Gather Relevant Documents: Prepare the necessary documents for job applications in Japan. These may include your resume (written in Japanese), cover letter, educational certificates, professional certifications, and any other relevant documents that showcase your skills and experience.
Network and Connect: Build professional networks and connections within the Japanese construction industry. Attend industry events, join relevant associations, and utilize online platforms to expand your network and learn about job opportunities.
Search for Job Openings: Look for job openings through various channels. Explore online job portals, recruitment agencies specializing in international placements, and Japanese company websites. Consider leveraging your network to inquire about potential job openings.

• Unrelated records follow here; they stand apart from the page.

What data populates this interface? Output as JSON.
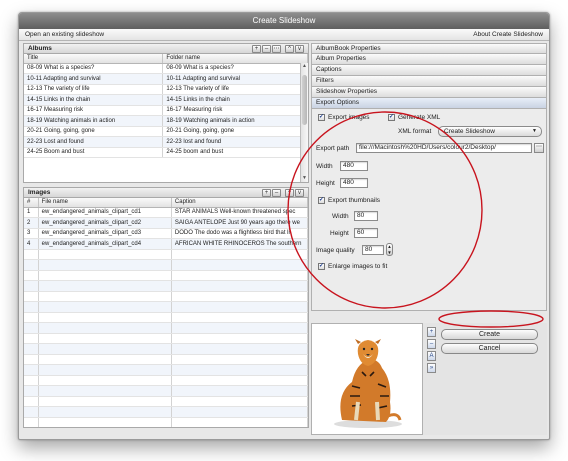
{
  "window": {
    "title": "Create Slideshow"
  },
  "menu": {
    "open_existing": "Open an existing slideshow",
    "about": "About Create Slideshow"
  },
  "albums": {
    "title": "Albums",
    "columns": [
      "Title",
      "Folder name"
    ],
    "rows": [
      [
        "08-09 What is a species?",
        "08-09 What is a species?"
      ],
      [
        "10-11 Adapting and survival",
        "10-11 Adapting and survival"
      ],
      [
        "12-13 The variety of life",
        "12-13 The variety of life"
      ],
      [
        "14-15 Links in the chain",
        "14-15 Links in the chain"
      ],
      [
        "16-17 Measuring risk",
        "16-17 Measuring risk"
      ],
      [
        "18-19 Watching animals in action",
        "18-19 Watching animals in action"
      ],
      [
        "20-21 Going, going, gone",
        "20-21 Going, going, gone"
      ],
      [
        "22-23 Lost and found",
        "22-23 lost and found"
      ],
      [
        "24-25 Boom and bust",
        "24-25 boom and bust"
      ]
    ]
  },
  "images": {
    "title": "Images",
    "columns": [
      "#",
      "File name",
      "Caption"
    ],
    "rows": [
      [
        "1",
        "ew_endangered_animals_clipart_cd1",
        "STAR ANIMALS Well-known threatened spec"
      ],
      [
        "2",
        "ew_endangered_animals_clipart_cd2",
        "SAIGA ANTELOPE Just 90 years ago there we"
      ],
      [
        "3",
        "ew_endangered_animals_clipart_cd3",
        "DODO The dodo was a flightless bird that li"
      ],
      [
        "4",
        "ew_endangered_animals_clipart_cd4",
        "AFRICAN WHITE RHINOCEROS The southern"
      ]
    ]
  },
  "accordion": [
    "AlbumBook Properties",
    "Album Properties",
    "Captions",
    "Filters",
    "Slideshow Properties",
    "Export Options"
  ],
  "export": {
    "export_images": "Export images",
    "generate_xml": "Generate XML",
    "xml_format_label": "XML format",
    "xml_format_value": "Create Slideshow",
    "export_path_label": "Export path",
    "export_path_value": "file:///Macintosh%20HD/Users/colour2/Desktop/",
    "width_label": "Width",
    "width_value": "480",
    "height_label": "Height",
    "height_value": "480",
    "export_thumbnails": "Export thumbnails",
    "thumb_width_label": "Width",
    "thumb_width_value": "80",
    "thumb_height_label": "Height",
    "thumb_height_value": "60",
    "quality_label": "Image quality",
    "quality_value": "80",
    "enlarge": "Enlarge images to fit"
  },
  "buttons": {
    "create": "Create",
    "cancel": "Cancel"
  },
  "colors": {
    "annotation": "#c8141e",
    "accent": "#1a3a8a"
  }
}
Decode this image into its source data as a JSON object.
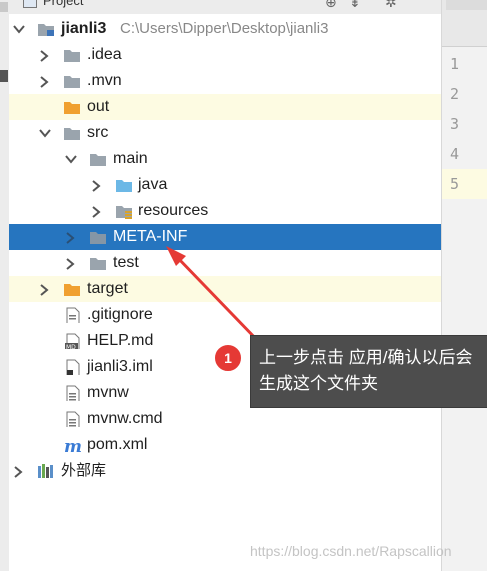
{
  "panel": {
    "title": "Project"
  },
  "tree": {
    "root": {
      "name": "jianli3",
      "path": "C:\\Users\\Dipper\\Desktop\\jianli3"
    },
    "idea": ".idea",
    "mvn": ".mvn",
    "out": "out",
    "src": "src",
    "main": "main",
    "java": "java",
    "resources": "resources",
    "metainf": "META-INF",
    "test": "test",
    "target": "target",
    "gitignore": ".gitignore",
    "help": "HELP.md",
    "iml": "jianli3.iml",
    "mvnw": "mvnw",
    "mvnwcmd": "mvnw.cmd",
    "pom": "pom.xml",
    "extlibs": "外部库"
  },
  "editor": {
    "lines": [
      "1",
      "2",
      "3",
      "4",
      "5"
    ]
  },
  "annotation": {
    "badge": "1",
    "text": "上一步点击 应用/确认以后会生成这个文件夹"
  },
  "watermark": "https://blog.csdn.net/Rapscallion",
  "colors": {
    "selection": "#2675bf",
    "highlight": "#fdfbe2",
    "folder_orange": "#f0a030",
    "folder_gray": "#9aa4ad",
    "folder_blue": "#6cb8e6",
    "badge": "#e53935"
  },
  "icons": {
    "project": "project-icon",
    "folder": "folder-icon",
    "source_folder": "source-folder-icon",
    "resource_folder": "resource-folder-icon",
    "excluded_folder": "excluded-folder-icon",
    "file": "file-icon",
    "markdown": "markdown-file-icon",
    "maven": "maven-icon",
    "libraries": "libraries-icon"
  }
}
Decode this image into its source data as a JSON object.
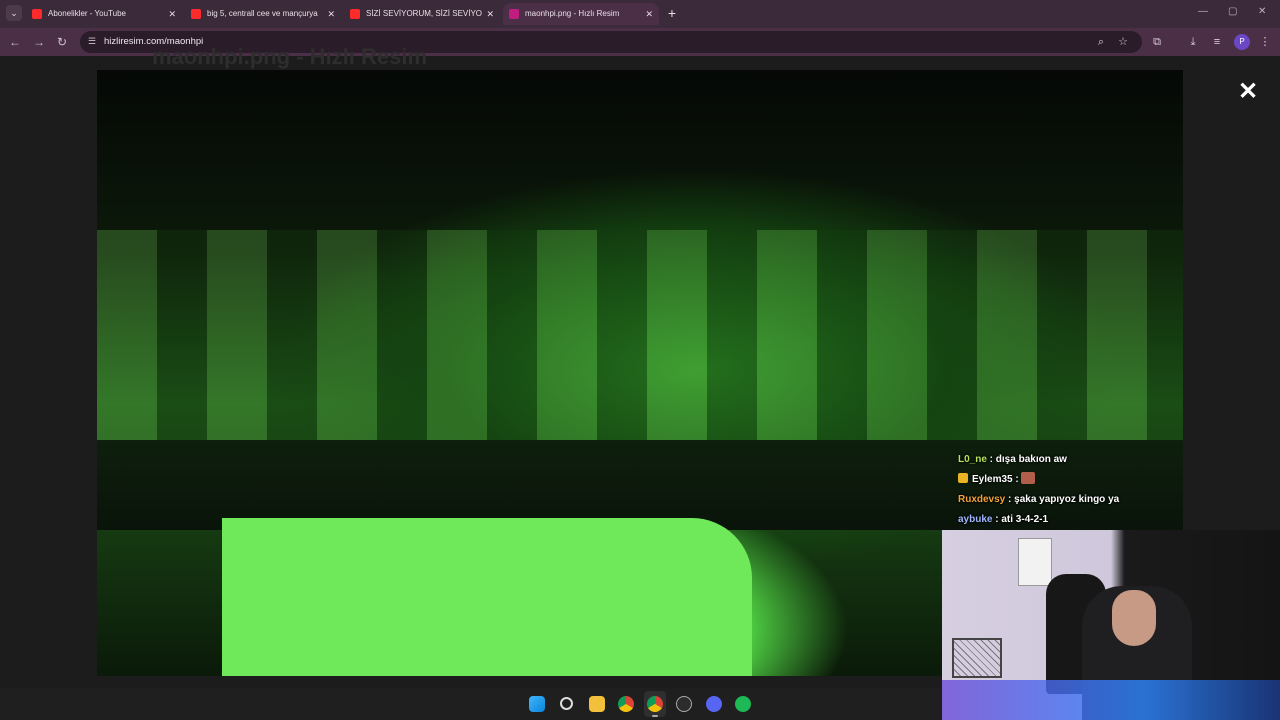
{
  "browser": {
    "tabs": [
      {
        "title": "Abonelikler - YouTube",
        "favicon": "youtube-icon",
        "active": false
      },
      {
        "title": "big 5, centrall cee ve mançurya",
        "favicon": "youtube-icon",
        "active": false
      },
      {
        "title": "SİZİ SEVİYORUM, SİZİ SEVİYORUM",
        "favicon": "youtube-icon",
        "active": false
      },
      {
        "title": "maonhpi.png - Hızlı Resim",
        "favicon": "hizliresim-icon",
        "active": true
      }
    ],
    "address": "hizliresim.com/maonhpi",
    "profile_initial": "P"
  },
  "viewer": {
    "ghost_title": "maonhpi.png - Hızlı Resim",
    "image_name": "maonhpi.png"
  },
  "chat": [
    {
      "user": "L0_ne",
      "sep": " : ",
      "message": "dışa bakıon aw",
      "color": "#b6e45a",
      "badge": false,
      "emote": false
    },
    {
      "user": "Eylem35",
      "sep": " : ",
      "message": "",
      "color": "#ffffff",
      "badge": true,
      "emote": true
    },
    {
      "user": "Ruxdevsy",
      "sep": " : ",
      "message": "şaka yapıyoz kingo ya",
      "color": "#f2a33c",
      "badge": false,
      "emote": false
    },
    {
      "user": "aybuke",
      "sep": " : ",
      "message": "ati 3-4-2-1",
      "color": "#9fb7ff",
      "badge": false,
      "emote": false
    }
  ],
  "taskbar": {
    "apps": [
      "windows-start-icon",
      "search-icon",
      "file-explorer-icon",
      "chrome-icon",
      "chrome-active-icon",
      "app-icon",
      "discord-icon",
      "spotify-icon"
    ]
  },
  "colors": {
    "tab_strip": "#3b2a3a",
    "toolbar": "#4a2f47",
    "viewer_bg": "#1c1c1c"
  }
}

Prepare Job Application Materials: Tailor your resume and cover letter to match the requirements of the job positions you are applying for. Highlight relevant skills, experiences, and qualifications. Ensure your application materials are error-free and well-presented.
Apply for Positions: Submit your job applications to the respective companies or recruitment agencies. Follow the specific application procedures outlined by each employer. Be prepared to submit your application materials online or via mail.
Attend Interviews: If selected for an interview, be prepared to showcase your skills and experiences. Research the company, practice common interview questions, and demonstrate your knowledge and enthusiasm for the construction and building industry in Japan.
Work Visa Application: Once you receive a job offer from a Japanese employer, they will typically sponsor your work visa application. Follow the instructions provided by the employer and gather the necessary documents to apply for a work visa at the nearest Japanese embassy or consulate in your home country.
Plan for Relocation: If your work visa application is approved, plan for your relocation to Japan. Coordinate with your employer regarding your start date, accommodation, and any other logistical details. Familiarize yourself with the Japanese culture and consider any necessary arrangements for your transition.